Heaney’s attitude towards death is presented in different perspectives within Funeral Rites. A pun, based on a homonym, embedded within the title itself, suggests one’s right to have a funeral : for there to be an occasion for family and friends to mourn one’s death whilst celebrating their life. In Funeral Rites, Heaney demonstrates the beautiful serenity associated with death, while also highlighting the tragic aspect of death and dying. Funeral Rites is composed of three parts (the first of which I am going to focus on in this essay), with Heaney focusing on different attitudes towards death and dying within each section. For example, in the first section, Heaney concentrates on funerals in the past, as established by use of the past tense. The transition to present tense in the second section is confirmed by the strong adverb ‘Now’, and future tense in the third section highlights the change in customs within the change in time period. With Funeral Rites’ distinct structure, Heaney is indicating his nostalgia for the past, as well as highlighting his outlook on the situation in Ireland.
Funeral Rites’ tri-partite structure is reminiscent of the structure of North. North is separated into three sections, with each representing Heaney’s altering attitudes towards death. The first section contains two poems in dedication - clearly personal to Heaney. By introducing North with two personal poems, Heaney situates the reader in a ‘world of warmth, solidarity and almost mellow fruitfulness’1. We experience Heaney’s childhood as comforting, and sense his nostalgia.
In Part One, Heaney portrays an image of overall death and suffering through his bog poetry. Through examination of the bog poems alone, one can easily notice Heaney’s changing perspective of the bog bodies.

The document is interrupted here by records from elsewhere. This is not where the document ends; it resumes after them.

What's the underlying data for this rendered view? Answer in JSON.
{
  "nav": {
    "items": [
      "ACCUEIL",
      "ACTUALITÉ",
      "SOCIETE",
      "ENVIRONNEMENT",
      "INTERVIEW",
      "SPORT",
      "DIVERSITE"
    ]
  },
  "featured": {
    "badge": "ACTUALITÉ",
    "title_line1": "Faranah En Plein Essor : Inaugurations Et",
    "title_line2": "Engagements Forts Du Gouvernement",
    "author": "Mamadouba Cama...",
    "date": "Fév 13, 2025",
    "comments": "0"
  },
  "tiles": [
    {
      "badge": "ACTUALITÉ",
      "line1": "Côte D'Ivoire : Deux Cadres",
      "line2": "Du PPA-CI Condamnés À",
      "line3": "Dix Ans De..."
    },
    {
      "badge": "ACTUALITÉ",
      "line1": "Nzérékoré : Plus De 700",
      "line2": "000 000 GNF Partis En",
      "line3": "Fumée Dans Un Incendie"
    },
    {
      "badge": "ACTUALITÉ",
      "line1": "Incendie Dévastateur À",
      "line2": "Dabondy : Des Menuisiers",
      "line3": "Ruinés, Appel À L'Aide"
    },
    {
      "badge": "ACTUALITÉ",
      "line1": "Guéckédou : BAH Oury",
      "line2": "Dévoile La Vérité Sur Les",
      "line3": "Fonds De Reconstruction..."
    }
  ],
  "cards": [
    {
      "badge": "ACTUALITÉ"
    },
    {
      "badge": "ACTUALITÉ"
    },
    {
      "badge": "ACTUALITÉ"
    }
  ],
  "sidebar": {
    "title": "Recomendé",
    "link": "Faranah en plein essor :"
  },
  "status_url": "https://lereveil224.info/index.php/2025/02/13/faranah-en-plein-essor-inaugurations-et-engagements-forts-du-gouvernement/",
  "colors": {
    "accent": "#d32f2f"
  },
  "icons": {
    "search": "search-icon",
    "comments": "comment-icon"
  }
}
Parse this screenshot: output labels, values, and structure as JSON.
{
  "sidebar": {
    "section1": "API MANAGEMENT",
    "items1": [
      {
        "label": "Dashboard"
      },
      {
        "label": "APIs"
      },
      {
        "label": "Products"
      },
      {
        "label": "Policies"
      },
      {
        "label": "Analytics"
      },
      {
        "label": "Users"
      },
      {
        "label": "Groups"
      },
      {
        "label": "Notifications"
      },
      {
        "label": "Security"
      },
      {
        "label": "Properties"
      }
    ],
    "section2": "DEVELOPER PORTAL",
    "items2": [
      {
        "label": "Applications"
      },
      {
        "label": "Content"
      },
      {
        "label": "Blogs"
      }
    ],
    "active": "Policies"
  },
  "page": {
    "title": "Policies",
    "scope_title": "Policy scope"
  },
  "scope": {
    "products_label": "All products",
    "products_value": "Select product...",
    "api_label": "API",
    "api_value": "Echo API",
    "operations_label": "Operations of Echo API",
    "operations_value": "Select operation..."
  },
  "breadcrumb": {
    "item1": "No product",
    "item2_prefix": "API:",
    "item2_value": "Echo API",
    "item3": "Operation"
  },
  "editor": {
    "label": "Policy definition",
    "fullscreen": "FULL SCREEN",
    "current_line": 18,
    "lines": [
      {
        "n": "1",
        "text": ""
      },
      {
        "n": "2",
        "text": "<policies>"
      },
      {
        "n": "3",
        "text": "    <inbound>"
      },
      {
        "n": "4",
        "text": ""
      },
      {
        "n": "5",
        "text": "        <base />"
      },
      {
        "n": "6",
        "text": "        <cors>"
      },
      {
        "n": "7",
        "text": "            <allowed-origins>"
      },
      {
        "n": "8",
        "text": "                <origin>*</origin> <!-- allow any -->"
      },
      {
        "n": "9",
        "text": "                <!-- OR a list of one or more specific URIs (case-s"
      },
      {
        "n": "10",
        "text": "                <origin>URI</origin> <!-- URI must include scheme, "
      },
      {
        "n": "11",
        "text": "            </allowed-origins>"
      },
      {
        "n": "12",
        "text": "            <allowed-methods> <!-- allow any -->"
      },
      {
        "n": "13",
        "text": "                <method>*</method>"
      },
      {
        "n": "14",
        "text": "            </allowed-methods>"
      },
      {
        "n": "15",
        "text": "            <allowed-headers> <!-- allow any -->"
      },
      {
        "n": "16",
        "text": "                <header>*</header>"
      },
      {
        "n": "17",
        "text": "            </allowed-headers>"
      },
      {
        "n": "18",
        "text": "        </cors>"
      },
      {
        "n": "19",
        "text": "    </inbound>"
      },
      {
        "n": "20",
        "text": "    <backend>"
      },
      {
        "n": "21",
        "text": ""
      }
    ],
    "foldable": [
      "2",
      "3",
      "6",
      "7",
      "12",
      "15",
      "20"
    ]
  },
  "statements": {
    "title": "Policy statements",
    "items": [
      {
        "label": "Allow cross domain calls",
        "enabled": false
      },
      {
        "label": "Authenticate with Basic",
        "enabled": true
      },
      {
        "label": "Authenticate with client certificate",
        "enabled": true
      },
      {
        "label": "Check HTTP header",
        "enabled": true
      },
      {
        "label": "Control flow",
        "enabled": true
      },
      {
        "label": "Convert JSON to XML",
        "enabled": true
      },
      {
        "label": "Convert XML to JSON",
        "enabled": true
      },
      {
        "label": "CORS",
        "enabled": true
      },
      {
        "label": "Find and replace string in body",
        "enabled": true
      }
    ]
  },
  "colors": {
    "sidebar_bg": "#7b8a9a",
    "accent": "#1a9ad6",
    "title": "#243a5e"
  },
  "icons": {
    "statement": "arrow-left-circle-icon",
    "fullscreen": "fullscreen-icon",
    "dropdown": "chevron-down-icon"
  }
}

Come to the Bower, the second bog poem in North, has soft, positive connotations. Phrases like ‘dark-bowered queen’ and ‘Venus bone’ are used, coupled with sibilance (‘skins and see’, ‘reddish as a fox’s brush’) to further soften the mood and soothe the reader. In addition, Bog Queen is equally gentle, with sensory imagery used to describe the body, which first presents Heaney’s attitude of death as peaceful, and ceremonious.
However, in The Grauballe Man, Heaney begins his into the illustration of death as increasingly violent. He does this through withdrawing the body’s connection to nature, with ‘rusted hair’ and ‘forceps baby’, while furthering the image of violence by ending the poem with harsh, strong consonants (‘slashed and dumped’). This violent portrayal of death continues in Punishment and Strange Fruit, as Heaney focuses on the sacrificial bog bodies. These bog poems contain negative connotations of death and suffering, and as Heaney relates them to situation in Ireland (‘I who have stood dumb when your betraying sister, cauled in tar, wept by the railings,’), we can distinguish his declining attitude towards death.
Heaney begins Funeral Rites: ‘I shouldered a...